I am a father of two wonderful boys living in Wisconsin, USA. I was born and am a Roman Catholic, but my faith journey has taken a very circuitous route. Despite having wonderful parents as role models and the privilege of receiving an outstanding Jesuit education during my college years, I drifted away from the church during my early adult years. It was not just that I had increasing concerns about the institutional Church (although that was true), I had serious doubts about the core doctrines of Christianity, beginning with the existence of God.
During these years of exile, which lasted almost 20 years, I focused on my career and worldly success. My belief system, to the extent I thought about it, varied from agnosticism to a vague Deism (with a dash of Ayn Rand’s objectivism thrown in for good measure).
As I approached middle-age, I had an increasing sense of anxiety. From an outsider’s perspective, I was living an ideal life: great job, great wife and children, good health, financial security. However, internally, I was exceptionally restless.
I went on a spiritual journey, studying the beliefs and practices of five major world religions (Christianity, Islam, Judaism, Hinduism and Buddhism), starting with the most basic questions of: is there a God and if so, what is the nature of God? This quest has given my tremendous respect for all of the faith traditions, but ironically, I came back to my original Catholic faith, albeit in a much different light. Key influences in my ultimate journey back home were Jesuit writers and teachers, especially Pierre Teilhard de Chardin and a deeper understanding of Ignatian Spirituality.
Today, I am a proud Roman Catholic. I try to eschew labels as I consider them divisive. Hence, you will not hear me say that I am a (fill-in-the-blank) traditional, progressive, orthodox, liberal, conservative Catholic. I believe that Catholicism is universal, and demands a way of life that is inclusive (both/and, not either/or). If others were to label me, I would likely be accused of being too conservative for “liberal” Catholics and too liberal for “conservative” Catholics.
My ultimate goal however, is to move beyond labels. I still have problems with the institutional Church but I believe that Christianity, and especially the Catholic Church with its deep history, traditions and emphasis on reason, offers the best description of the ultimate reality (or as William O’Malley, S.J. describes it, the “least leaky boat”). I believe that Teilhard de Chardin had the right ideas of staying true to his faith, including his vows of obedience at tremendous personal cost, while pushing the Church to embrace new insights into the nature of God and Christ.

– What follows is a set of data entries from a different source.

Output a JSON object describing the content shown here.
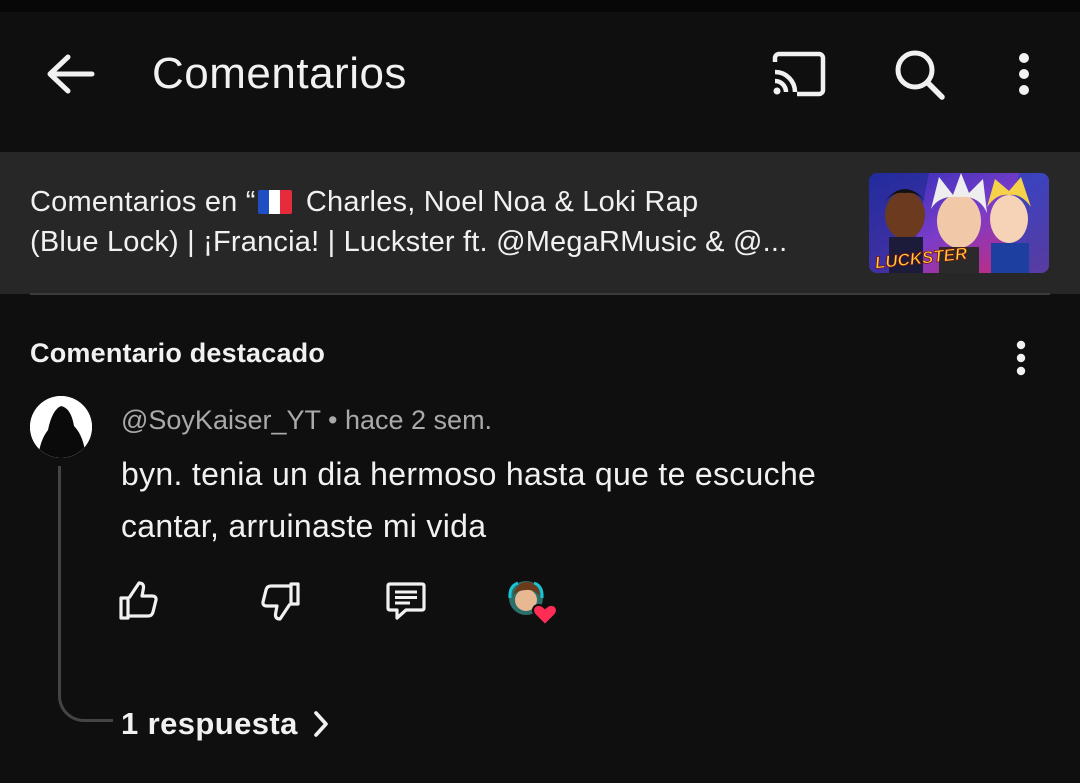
{
  "appbar": {
    "title": "Comentarios",
    "icons": [
      "back-arrow-icon",
      "cast-icon",
      "search-icon",
      "more-vert-icon"
    ]
  },
  "video_banner": {
    "prefix": "Comentarios en “",
    "flag": "🇫🇷",
    "title_line1": " Charles, Noel Noa & Loki Rap",
    "title_line2": "(Blue Lock) | ¡Francia! | Luckster ft. @MegaRMusic & @...",
    "thumbnail_text": "LUCKSTER"
  },
  "featured": {
    "section_label": "Comentario destacado",
    "author": "@SoyKaiser_YT",
    "separator": "•",
    "time": "hace 2 sem.",
    "text_line1": "byn. tenia un dia hermoso hasta que te escuche",
    "text_line2": "cantar, arruinaste mi vida",
    "actions": [
      "thumb-up-icon",
      "thumb-down-icon",
      "reply-comment-icon",
      "creator-heart-icon"
    ],
    "replies_label": "1 respuesta"
  },
  "colors": {
    "background": "#0f0f0f",
    "banner": "#272727",
    "text_primary": "#f1f1f1",
    "text_secondary": "#aaaaaa",
    "heart": "#ff2d55"
  }
}
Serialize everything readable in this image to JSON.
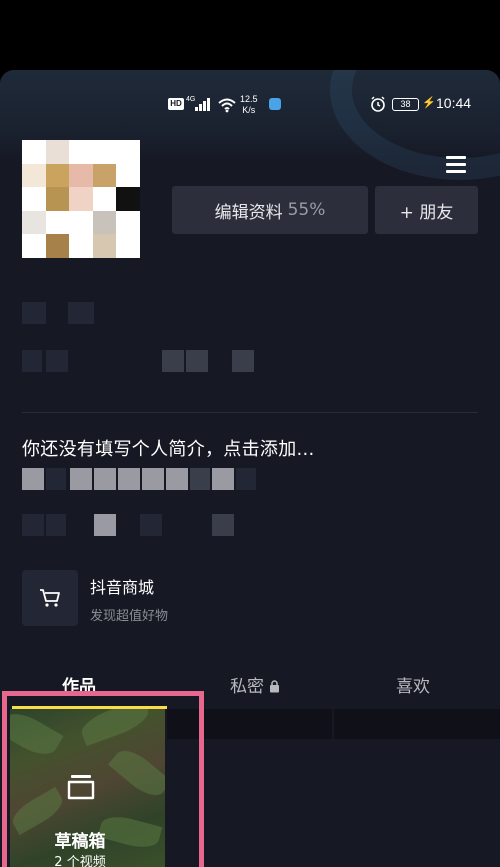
{
  "status_bar": {
    "hd_badge": "HD",
    "network": "4G",
    "speed_value": "12.5",
    "speed_unit": "K/s",
    "battery": "38",
    "time": "10:44"
  },
  "profile": {
    "edit_button_label": "编辑资料",
    "edit_progress": "55%",
    "add_friend_label": "+ 朋友",
    "bio_placeholder": "你还没有填写个人简介，点击添加..."
  },
  "shop": {
    "title": "抖音商城",
    "subtitle": "发现超值好物"
  },
  "tabs": [
    {
      "label": "作品",
      "active": true
    },
    {
      "label": "私密",
      "active": false,
      "icon": "lock-icon"
    },
    {
      "label": "喜欢",
      "active": false
    }
  ],
  "drafts": {
    "title": "草稿箱",
    "count": "2 个视频"
  },
  "colors": {
    "background": "#161823",
    "tab_underline": "#f9dc4a",
    "highlight_frame": "#e8678f"
  },
  "icons": [
    "hd-icon",
    "signal-icon",
    "wifi-icon",
    "alarm-icon",
    "battery-icon",
    "menu-icon",
    "cart-icon",
    "lock-icon",
    "draft-box-icon"
  ]
}
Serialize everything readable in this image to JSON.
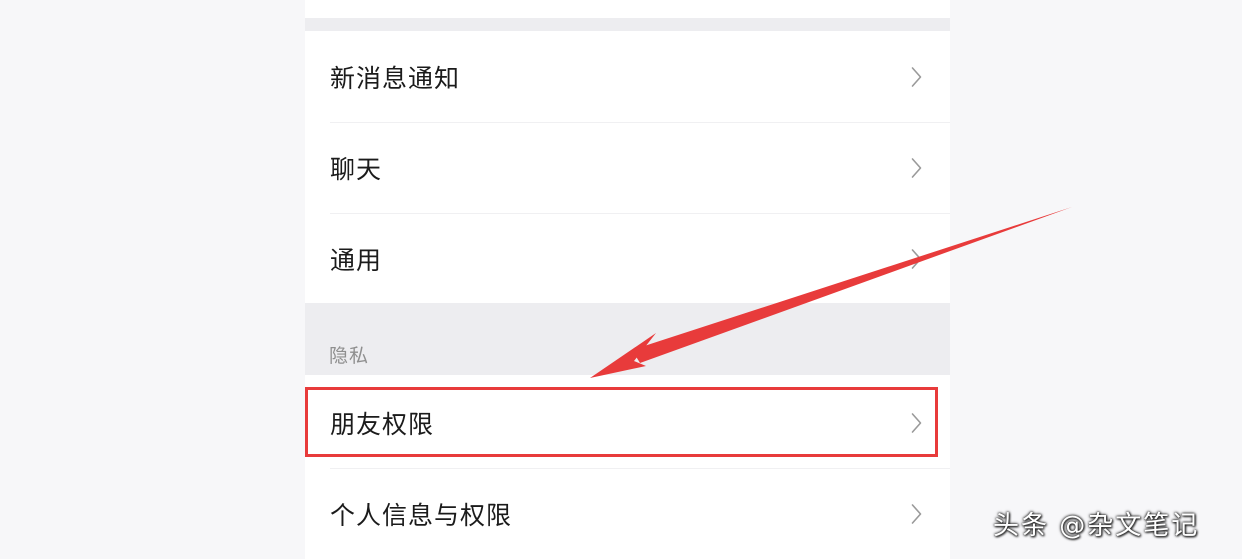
{
  "settings": {
    "items": [
      {
        "label": "新消息通知",
        "icon": "chevron-right-icon"
      },
      {
        "label": "聊天",
        "icon": "chevron-right-icon"
      },
      {
        "label": "通用",
        "icon": "chevron-right-icon"
      }
    ],
    "privacy_section": {
      "header": "隐私",
      "items": [
        {
          "label": "朋友权限",
          "icon": "chevron-right-icon",
          "highlighted": true
        },
        {
          "label": "个人信息与权限",
          "icon": "chevron-right-icon"
        }
      ]
    }
  },
  "annotation": {
    "highlight_color": "#e83b3b",
    "arrow_color": "#e83b3b",
    "target": "朋友权限"
  },
  "watermark": {
    "text": "头条 @杂文笔记"
  }
}
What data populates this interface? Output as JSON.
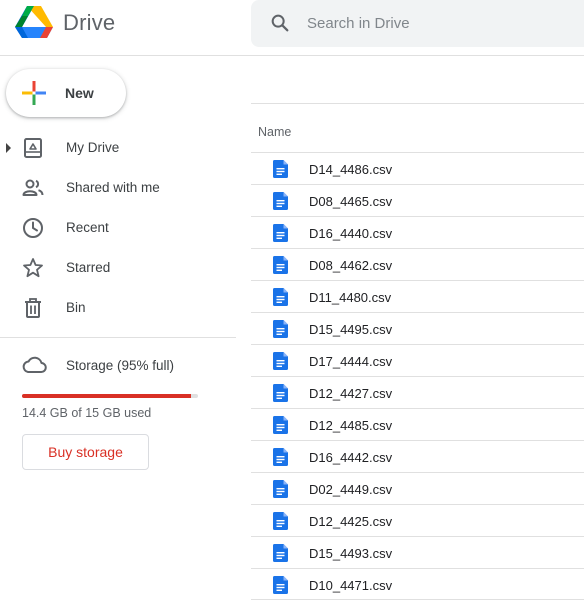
{
  "header": {
    "brand": "Drive",
    "search_placeholder": "Search in Drive"
  },
  "new_button": {
    "label": "New"
  },
  "sidebar": {
    "items": [
      {
        "label": "My Drive",
        "icon": "my-drive-icon"
      },
      {
        "label": "Shared with me",
        "icon": "shared-icon"
      },
      {
        "label": "Recent",
        "icon": "clock-icon"
      },
      {
        "label": "Starred",
        "icon": "star-icon"
      },
      {
        "label": "Bin",
        "icon": "trash-icon"
      }
    ],
    "storage": {
      "label": "Storage (95% full)",
      "used_text": "14.4 GB of 15 GB used",
      "used_fraction": 0.96,
      "bar_color": "#d93025",
      "buy_label": "Buy storage"
    }
  },
  "file_list": {
    "column_header": "Name",
    "files": [
      "D14_4486.csv",
      "D08_4465.csv",
      "D16_4440.csv",
      "D08_4462.csv",
      "D11_4480.csv",
      "D15_4495.csv",
      "D17_4444.csv",
      "D12_4427.csv",
      "D12_4485.csv",
      "D16_4442.csv",
      "D02_4449.csv",
      "D12_4425.csv",
      "D15_4493.csv",
      "D10_4471.csv"
    ]
  },
  "colors": {
    "accent_blue": "#4285f4",
    "doc_icon_blue": "#1a73e8",
    "warning_red": "#d93025"
  }
}
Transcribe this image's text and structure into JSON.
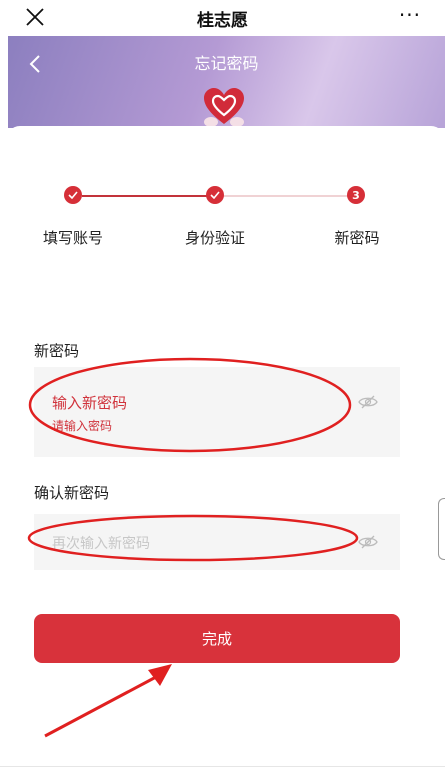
{
  "topbar": {
    "title": "桂志愿",
    "more": "···"
  },
  "banner": {
    "title": "忘记密码"
  },
  "stepper": {
    "steps": [
      {
        "label": "填写账号",
        "state": "done"
      },
      {
        "label": "身份验证",
        "state": "done"
      },
      {
        "label": "新密码",
        "state": "current",
        "number": "3"
      }
    ]
  },
  "form": {
    "new_password": {
      "label": "新密码",
      "value": "输入新密码",
      "error": "请输入密码"
    },
    "confirm_password": {
      "label": "确认新密码",
      "placeholder": "再次输入新密码"
    },
    "submit_label": "完成"
  },
  "colors": {
    "accent": "#d8323b",
    "annotation": "#e02020"
  }
}
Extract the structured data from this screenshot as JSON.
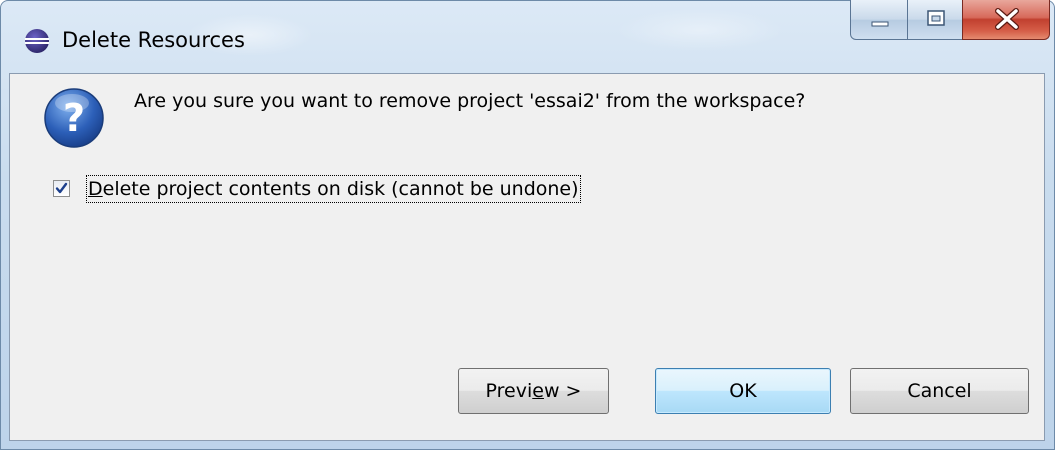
{
  "window": {
    "title": "Delete Resources",
    "icon": "eclipse-icon"
  },
  "controls": {
    "minimize_icon": "minimize-icon",
    "maximize_icon": "maximize-icon",
    "close_icon": "close-icon"
  },
  "dialog": {
    "icon": "question-icon",
    "message": "Are you sure you want to remove project 'essai2' from the workspace?",
    "checkbox": {
      "checked": true,
      "label": "Delete project contents on disk (cannot be undone)",
      "mnemonic_char": "D",
      "label_rest": "elete project contents on disk (cannot be undone)"
    }
  },
  "buttons": {
    "preview": {
      "label": "Preview >",
      "prefix": "Previ",
      "mnemonic": "e",
      "suffix": "w >"
    },
    "ok": {
      "label": "OK"
    },
    "cancel": {
      "label": "Cancel"
    }
  },
  "colors": {
    "close_button": "#c1402f",
    "default_button_border": "#3c7fb1",
    "question_icon": "#2c5fb8"
  }
}
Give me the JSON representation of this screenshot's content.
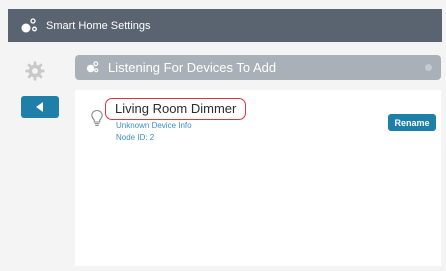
{
  "app": {
    "title": "Smart Home Settings",
    "logo_icon": "devices-logo-icon"
  },
  "sidebar": {
    "settings_icon": "gear-icon",
    "back_icon": "back-arrow-icon"
  },
  "status_bar": {
    "text": "Listening For Devices To Add",
    "icon": "device-search-icon"
  },
  "device": {
    "name": "Living Room Dimmer",
    "info": "Unknown Device Info",
    "node_id": "Node ID: 2",
    "icon": "lightbulb-icon",
    "rename_label": "Rename"
  },
  "colors": {
    "titlebar": "#5a6470",
    "accent": "#1e7fa8",
    "status_bar": "#a9b0b8",
    "highlight": "#d43a3a",
    "link_text": "#3e8fc4"
  }
}
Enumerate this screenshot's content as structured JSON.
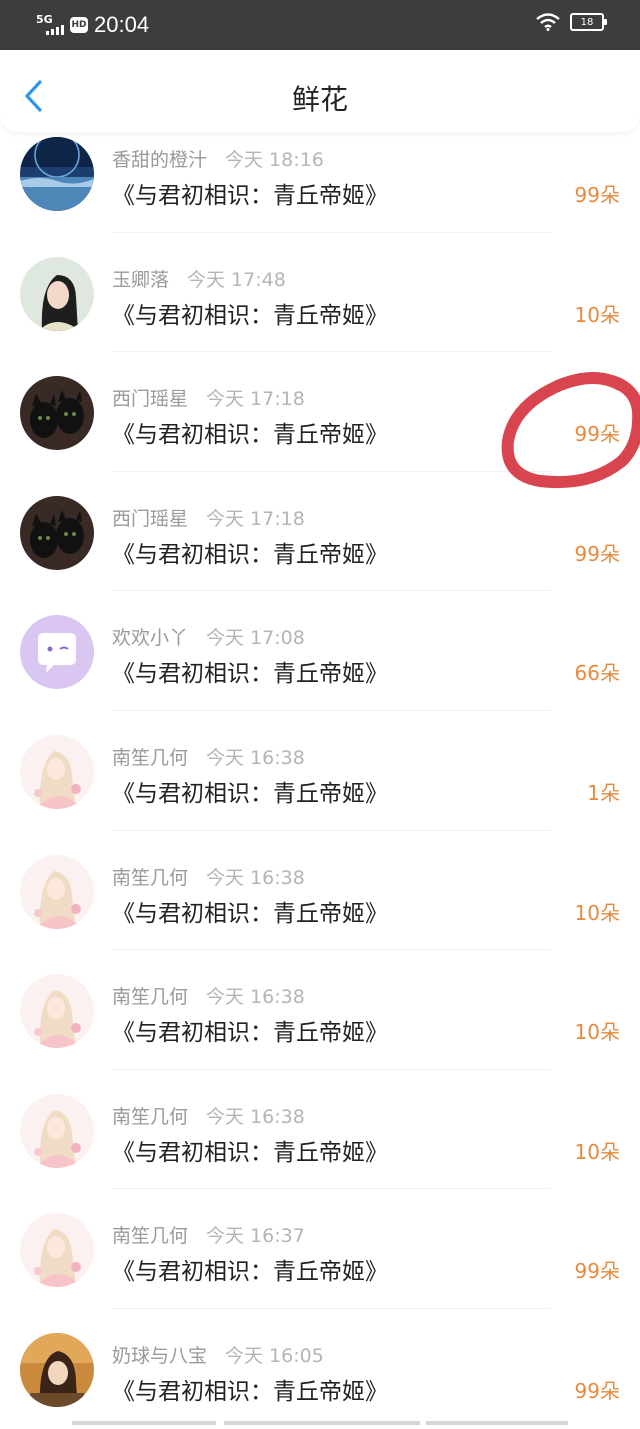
{
  "status_bar": {
    "network": "5G",
    "hd": "HD",
    "time": "20:04",
    "battery": "18"
  },
  "header": {
    "title": "鲜花"
  },
  "colors": {
    "accent_blue": "#2f96e8",
    "count_orange": "#e88a3d",
    "annotation_red": "#d9454e"
  },
  "items": [
    {
      "name": "香甜的橙汁",
      "time": "今天 18:16",
      "book": "《与君初相识：青丘帝姬》",
      "count": "99朵",
      "avatar": "night-sky"
    },
    {
      "name": "玉卿落",
      "time": "今天 17:48",
      "book": "《与君初相识：青丘帝姬》",
      "count": "10朵",
      "avatar": "girl-portrait"
    },
    {
      "name": "西门瑶星",
      "time": "今天 17:18",
      "book": "《与君初相识：青丘帝姬》",
      "count": "99朵",
      "avatar": "black-cats"
    },
    {
      "name": "西门瑶星",
      "time": "今天 17:18",
      "book": "《与君初相识：青丘帝姬》",
      "count": "99朵",
      "avatar": "black-cats"
    },
    {
      "name": "欢欢小丫",
      "time": "今天 17:08",
      "book": "《与君初相识：青丘帝姬》",
      "count": "66朵",
      "avatar": "purple-chat"
    },
    {
      "name": "南笙几何",
      "time": "今天 16:38",
      "book": "《与君初相识：青丘帝姬》",
      "count": "1朵",
      "avatar": "pink-anime"
    },
    {
      "name": "南笙几何",
      "time": "今天 16:38",
      "book": "《与君初相识：青丘帝姬》",
      "count": "10朵",
      "avatar": "pink-anime"
    },
    {
      "name": "南笙几何",
      "time": "今天 16:38",
      "book": "《与君初相识：青丘帝姬》",
      "count": "10朵",
      "avatar": "pink-anime"
    },
    {
      "name": "南笙几何",
      "time": "今天 16:38",
      "book": "《与君初相识：青丘帝姬》",
      "count": "10朵",
      "avatar": "pink-anime"
    },
    {
      "name": "南笙几何",
      "time": "今天 16:37",
      "book": "《与君初相识：青丘帝姬》",
      "count": "99朵",
      "avatar": "pink-anime"
    },
    {
      "name": "奶球与八宝",
      "time": "今天 16:05",
      "book": "《与君初相识：青丘帝姬》",
      "count": "99朵",
      "avatar": "girl-photo"
    }
  ]
}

I have created this blog as a vehicle to share my personal journey, promote what the Church is doing for science and highlighting scientific and theological ideas that are consistent with orthodox understanding but also take into account new scientific and other discoveries.
I hope that you will join me on this journey and share your experiences and contribute your ideas.